Raqs Media Collective founded in 1992 by Jeebesh Bagchi, Monica Narula and Shuddhabrata Sengupta, put on the rotating roles of artists, curators and peripatetic friars. They create installations, make videos, photographs, print and online works, play with archival traces, make exhibitions and art interventions in public spaces. They exemplify in various paradigms of art. Their exhibition Untimely Calendar was hosted by the National Gallery of Modern Art, New Delhi and its director, Prof Rajeev Lochan hailed the exhibition to be ‘a turning point in the NGMA’s engagement with a new set of creative idioms in contemporary art. Media rich, concept driven, formally multi-faceted, playful, urgent replete with philosophical density – this is the kind of art that addresses all our faculties.’ About the moniker of the exhibition as ‘Untimely Calendar’, Prof Lochan says, ‘Time – how to survive it…Raqs’ practice is founded on a careful consideration of what duration means, of time’s passage and urgency, of what it means to live at different speeds, in and out of time. They approach this question not just with artistic acuity, but also with humour, ethical immediacy and with philosophical depth.’

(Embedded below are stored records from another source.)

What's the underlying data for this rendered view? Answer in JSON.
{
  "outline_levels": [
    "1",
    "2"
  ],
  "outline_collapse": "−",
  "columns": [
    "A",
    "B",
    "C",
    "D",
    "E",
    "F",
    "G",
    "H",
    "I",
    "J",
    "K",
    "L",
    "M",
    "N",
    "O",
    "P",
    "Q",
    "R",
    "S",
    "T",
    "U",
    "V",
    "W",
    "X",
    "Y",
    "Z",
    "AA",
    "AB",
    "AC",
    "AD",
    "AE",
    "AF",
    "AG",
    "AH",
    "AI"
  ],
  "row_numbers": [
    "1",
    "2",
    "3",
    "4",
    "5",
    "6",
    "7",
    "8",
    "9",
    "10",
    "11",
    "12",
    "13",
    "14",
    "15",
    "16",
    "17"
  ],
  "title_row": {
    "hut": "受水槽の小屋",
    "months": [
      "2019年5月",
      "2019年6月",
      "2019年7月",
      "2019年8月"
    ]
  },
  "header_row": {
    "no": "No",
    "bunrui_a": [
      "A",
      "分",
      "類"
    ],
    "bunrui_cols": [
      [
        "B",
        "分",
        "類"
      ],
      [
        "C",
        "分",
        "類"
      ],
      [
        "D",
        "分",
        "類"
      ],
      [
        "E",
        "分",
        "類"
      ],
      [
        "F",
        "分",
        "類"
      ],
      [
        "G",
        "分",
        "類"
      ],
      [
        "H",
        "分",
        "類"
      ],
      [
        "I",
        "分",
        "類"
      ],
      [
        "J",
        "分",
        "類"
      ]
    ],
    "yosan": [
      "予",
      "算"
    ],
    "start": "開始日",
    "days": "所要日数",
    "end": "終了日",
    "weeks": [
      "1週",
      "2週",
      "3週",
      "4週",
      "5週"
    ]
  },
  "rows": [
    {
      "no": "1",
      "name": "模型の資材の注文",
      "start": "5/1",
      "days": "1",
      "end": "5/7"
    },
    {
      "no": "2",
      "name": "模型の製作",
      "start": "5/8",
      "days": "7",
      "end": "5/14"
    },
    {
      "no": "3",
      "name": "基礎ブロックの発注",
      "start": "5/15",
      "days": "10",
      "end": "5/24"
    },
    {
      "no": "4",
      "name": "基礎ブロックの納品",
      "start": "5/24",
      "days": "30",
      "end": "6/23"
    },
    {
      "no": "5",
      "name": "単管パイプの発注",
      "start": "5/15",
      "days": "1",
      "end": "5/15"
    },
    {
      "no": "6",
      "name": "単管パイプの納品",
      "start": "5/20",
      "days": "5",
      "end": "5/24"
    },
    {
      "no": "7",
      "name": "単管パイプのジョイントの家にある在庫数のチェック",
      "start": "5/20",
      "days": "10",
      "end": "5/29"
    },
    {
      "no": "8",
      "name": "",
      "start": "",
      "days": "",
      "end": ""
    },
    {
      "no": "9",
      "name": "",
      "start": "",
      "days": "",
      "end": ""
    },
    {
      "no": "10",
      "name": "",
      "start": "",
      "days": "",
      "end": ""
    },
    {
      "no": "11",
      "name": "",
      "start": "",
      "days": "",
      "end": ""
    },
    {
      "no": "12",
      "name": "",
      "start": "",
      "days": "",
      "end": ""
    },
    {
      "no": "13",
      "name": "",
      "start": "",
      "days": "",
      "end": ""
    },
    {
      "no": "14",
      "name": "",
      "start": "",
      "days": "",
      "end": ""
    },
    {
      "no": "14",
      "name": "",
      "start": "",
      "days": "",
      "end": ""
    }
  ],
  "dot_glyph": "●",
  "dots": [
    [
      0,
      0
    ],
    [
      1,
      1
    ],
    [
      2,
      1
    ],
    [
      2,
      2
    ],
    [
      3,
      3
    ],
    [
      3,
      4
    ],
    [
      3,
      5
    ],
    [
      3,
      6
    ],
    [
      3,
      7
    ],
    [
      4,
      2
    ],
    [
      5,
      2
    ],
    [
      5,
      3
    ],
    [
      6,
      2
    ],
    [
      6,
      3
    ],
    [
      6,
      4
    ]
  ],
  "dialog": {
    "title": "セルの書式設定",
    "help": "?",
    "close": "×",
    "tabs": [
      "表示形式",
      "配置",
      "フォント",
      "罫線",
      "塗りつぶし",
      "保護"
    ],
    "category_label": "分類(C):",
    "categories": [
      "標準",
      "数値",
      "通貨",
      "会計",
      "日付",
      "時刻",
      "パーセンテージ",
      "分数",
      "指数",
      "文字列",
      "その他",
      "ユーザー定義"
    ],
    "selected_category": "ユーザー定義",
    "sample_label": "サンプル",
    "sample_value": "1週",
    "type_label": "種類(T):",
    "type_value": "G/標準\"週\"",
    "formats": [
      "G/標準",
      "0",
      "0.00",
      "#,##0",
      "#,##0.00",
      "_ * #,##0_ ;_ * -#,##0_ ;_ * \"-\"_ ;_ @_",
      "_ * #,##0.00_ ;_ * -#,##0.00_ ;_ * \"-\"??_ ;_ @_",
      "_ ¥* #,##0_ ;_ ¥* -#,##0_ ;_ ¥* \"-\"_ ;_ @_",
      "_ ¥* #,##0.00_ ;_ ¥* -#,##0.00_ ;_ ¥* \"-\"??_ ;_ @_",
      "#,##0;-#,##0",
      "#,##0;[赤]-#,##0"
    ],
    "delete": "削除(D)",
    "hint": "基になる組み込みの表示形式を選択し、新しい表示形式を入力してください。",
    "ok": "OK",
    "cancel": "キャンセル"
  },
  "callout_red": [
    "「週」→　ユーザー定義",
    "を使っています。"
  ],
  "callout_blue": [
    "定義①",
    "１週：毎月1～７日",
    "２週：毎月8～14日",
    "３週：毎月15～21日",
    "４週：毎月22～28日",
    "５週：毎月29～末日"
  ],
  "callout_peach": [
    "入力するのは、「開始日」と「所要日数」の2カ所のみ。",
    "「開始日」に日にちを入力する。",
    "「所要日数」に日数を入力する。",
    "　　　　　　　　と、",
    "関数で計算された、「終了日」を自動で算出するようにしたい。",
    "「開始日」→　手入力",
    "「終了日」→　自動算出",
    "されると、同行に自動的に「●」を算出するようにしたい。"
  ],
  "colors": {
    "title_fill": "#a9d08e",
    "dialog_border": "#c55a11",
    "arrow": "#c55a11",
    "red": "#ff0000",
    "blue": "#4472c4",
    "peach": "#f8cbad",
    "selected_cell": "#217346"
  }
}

Prof. Lochan finds the dynamism of photography to be a significant facet of fine arts “at NGMA we have always endeavored to showcase and promote more museum-quality photographic exhibitions and present the diversity of this medium which remains largely unexplored’. NGMA began collecting photographs as an art form during the late 70’s. Raja Deen Dayal’s photographs of the regal life of the early 20th century Hyderabad forms a coveted collection. The photographs of contemporary India by Raghu Rai and modern cinema by Nemai Ghosh also make up worthwhile sections. The genre laid by Dayanita Singh is a cynosure for people worldwide.

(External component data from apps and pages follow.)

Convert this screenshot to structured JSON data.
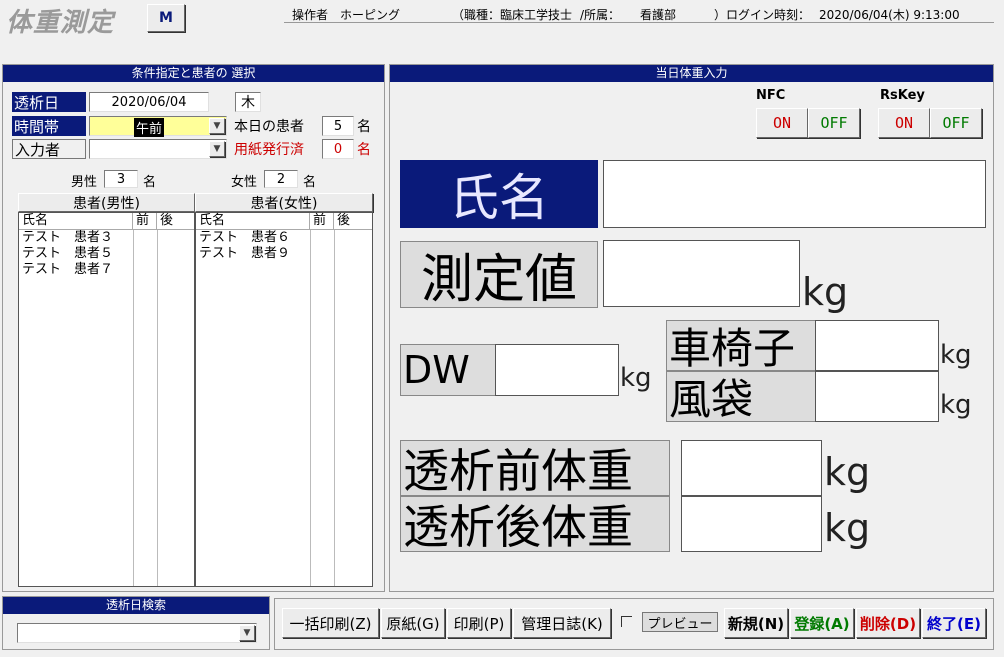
{
  "header": {
    "title": "体重測定",
    "m_button": "M",
    "operator_label": "操作者",
    "operator_name": "ホーピング",
    "job_label": "（職種：",
    "job_value": "臨床工学技士",
    "dept_label": "/所属：",
    "dept_value": "看護部",
    "login_label": "）ログイン時刻：",
    "login_time": "2020/06/04(木) 9:13:00"
  },
  "left_panel": {
    "title": "条件指定と患者の 選択",
    "date_label": "透析日",
    "date_value": "2020/06/04",
    "weekday": "木",
    "time_label": "時間帯",
    "time_value": "午前",
    "today_label": "本日の患者",
    "today_count": "5",
    "count_unit": "名",
    "inputter_label": "入力者",
    "inputter_value": "",
    "printed_label": "用紙発行済",
    "printed_count": "0",
    "printed_unit": "名",
    "male_label": "男性",
    "male_count": "3",
    "male_unit": "名",
    "female_label": "女性",
    "female_count": "2",
    "female_unit": "名",
    "male_list": {
      "title": "患者(男性)",
      "columns": [
        "氏名",
        "前",
        "後"
      ],
      "rows": [
        "テスト　患者３",
        "テスト　患者５",
        "テスト　患者７"
      ]
    },
    "female_list": {
      "title": "患者(女性)",
      "columns": [
        "氏名",
        "前",
        "後"
      ],
      "rows": [
        "テスト　患者６",
        "テスト　患者９"
      ]
    }
  },
  "search_panel": {
    "title": "透析日検索",
    "value": ""
  },
  "right_panel": {
    "title": "当日体重入力",
    "nfc_label": "NFC",
    "rskey_label": "RsKey",
    "on_label": "ON",
    "off_label": "OFF",
    "name_label": "氏名",
    "name_value": "",
    "measure_label": "測定値",
    "measure_value": "",
    "dw_label": "DW",
    "dw_value": "",
    "wheelchair_label": "車椅子",
    "wheelchair_value": "",
    "airbag_label": "風袋",
    "airbag_value": "",
    "pre_label": "透析前体重",
    "pre_value": "",
    "post_label": "透析後体重",
    "post_value": "",
    "unit": "kg"
  },
  "toolbar": {
    "bulk_print": "一括印刷(Z)",
    "original": "原紙(G)",
    "print": "印刷(P)",
    "log": "管理日誌(K)",
    "preview": "プレビュー",
    "new": "新規(N)",
    "register": "登録(A)",
    "delete": "削除(D)",
    "exit": "終了(E)"
  },
  "colors": {
    "navy": "#0a1a7a",
    "yellow_field": "#ffff99",
    "red_text": "#cc0000",
    "green_text": "#007a00",
    "blue_text": "#0000cc"
  }
}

NGMA, New Delhi had organized the retrospective exhibition of Raj Rewal, one of India’s most celebrated architects. His milestone works include the Asian Games Village, the Nehru MemorialPavilion, the Library of the Indian Parliament, the National Institute of Immunology, the Lisbon Ismaili Centre in Portugal and the Indian Embassy in Beijing. The exhibition curators, A.G.Krishna Menon and Rahoul B Singh point out, ‘It is ironic that architecture is the least understood of the arts in India: after all, it was once considered the “mother of the arts”. This elision in the public imagination is underscored by the fact this retrospective of Raj Rewal is NGMA’s first ever architecture exhibition initiates a public dialogue on the postcolonial predicament of Indian architecture: its intellectual history, its contemporary practice and its ongoing struggle for identity’.
Anish Kapoor is a name to reckon on using diverse mediums of modernity. This London based Indian artist has met with resounding success in different realms of art – large-scale wax installations, mammoth steel installations, assemblages, resounding success with pigment works among others. NGMA, New Delhi had hosted some of his fantabulous works. His installation ‘Sky Mirror’ of 290 cm diameter, mounted at a 600 angle with the ground proves magical engineering, by turning steel into a silvery salver of sky. This mirror facing upwards appears ephemeral and dynamic due to the ever-changing reflections across its surface. An infinite space falls out. His original Sky Mirror shown in New York and London bears a gargantuan size of 10m diameter perhaps commensurate with the time and space.
Howdoes contemporaneity oscillate – back and forth? NGMA holds up a visual storyboard of congealing aesthete, reflection of cognition and projection of behaviour.
(The writer is a senior journalist)